↓↓↓
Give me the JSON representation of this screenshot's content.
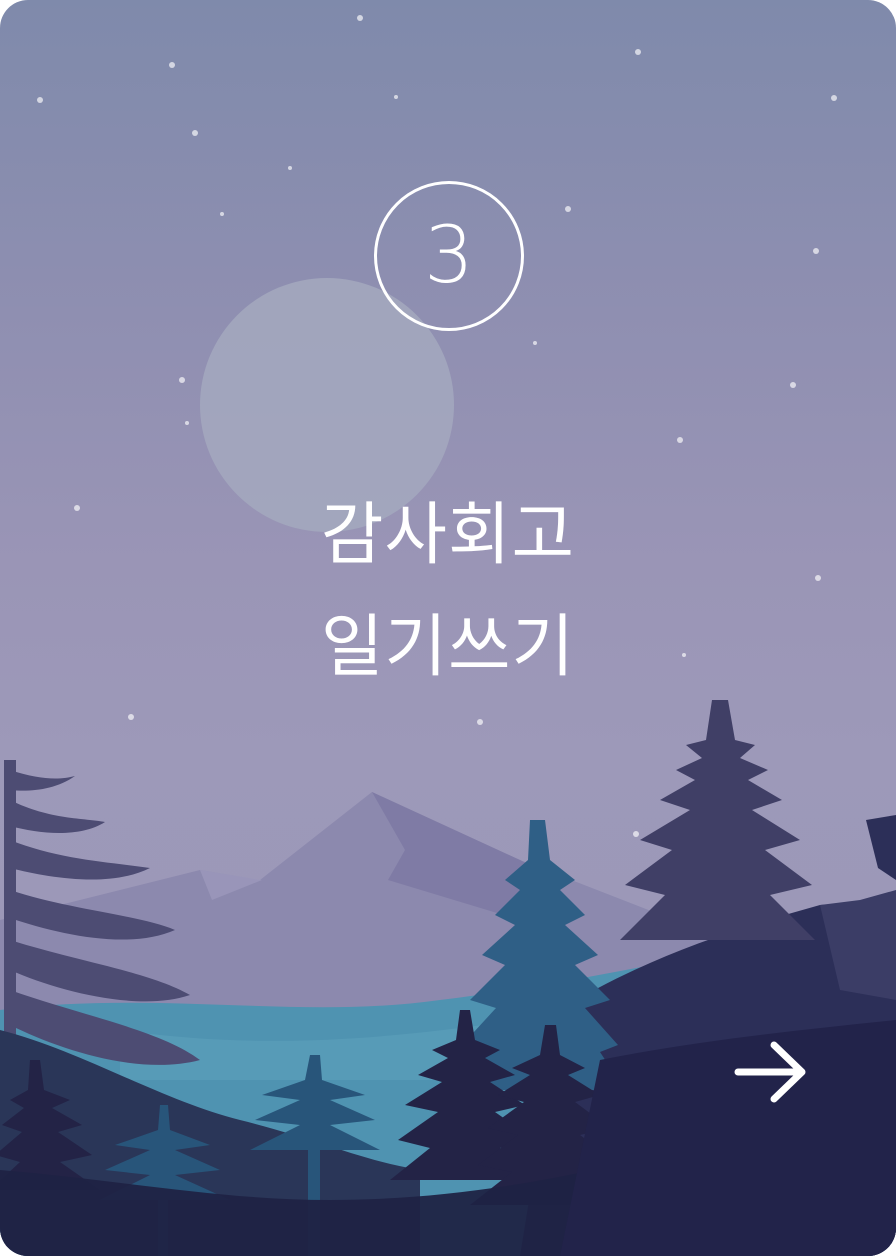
{
  "card": {
    "step_number": "3",
    "title_line1": "감사회고",
    "title_line2": "일기쓰기",
    "next_icon": "arrow-right-icon",
    "background_icon": "night-forest-illustration"
  },
  "colors": {
    "sky_top": "#7f8aab",
    "sky_mid": "#9a95b6",
    "moon": "#a2a6bd",
    "mountain": "#8a86ad",
    "lake": "#4f93b1",
    "tree_teal": "#2f5f86",
    "tree_dark": "#222246",
    "text": "#ffffff"
  }
}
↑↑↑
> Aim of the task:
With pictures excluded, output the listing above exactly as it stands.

> Answer section:
Give me the JSON representation of this screenshot's content.
{
  "card": {
    "step_number": "3",
    "title_line1": "감사회고",
    "title_line2": "일기쓰기",
    "next_icon": "arrow-right-icon",
    "background_icon": "night-forest-illustration"
  },
  "colors": {
    "sky_top": "#7f8aab",
    "sky_mid": "#9a95b6",
    "moon": "#a2a6bd",
    "mountain": "#8a86ad",
    "lake": "#4f93b1",
    "tree_teal": "#2f5f86",
    "tree_dark": "#222246",
    "text": "#ffffff"
  }
}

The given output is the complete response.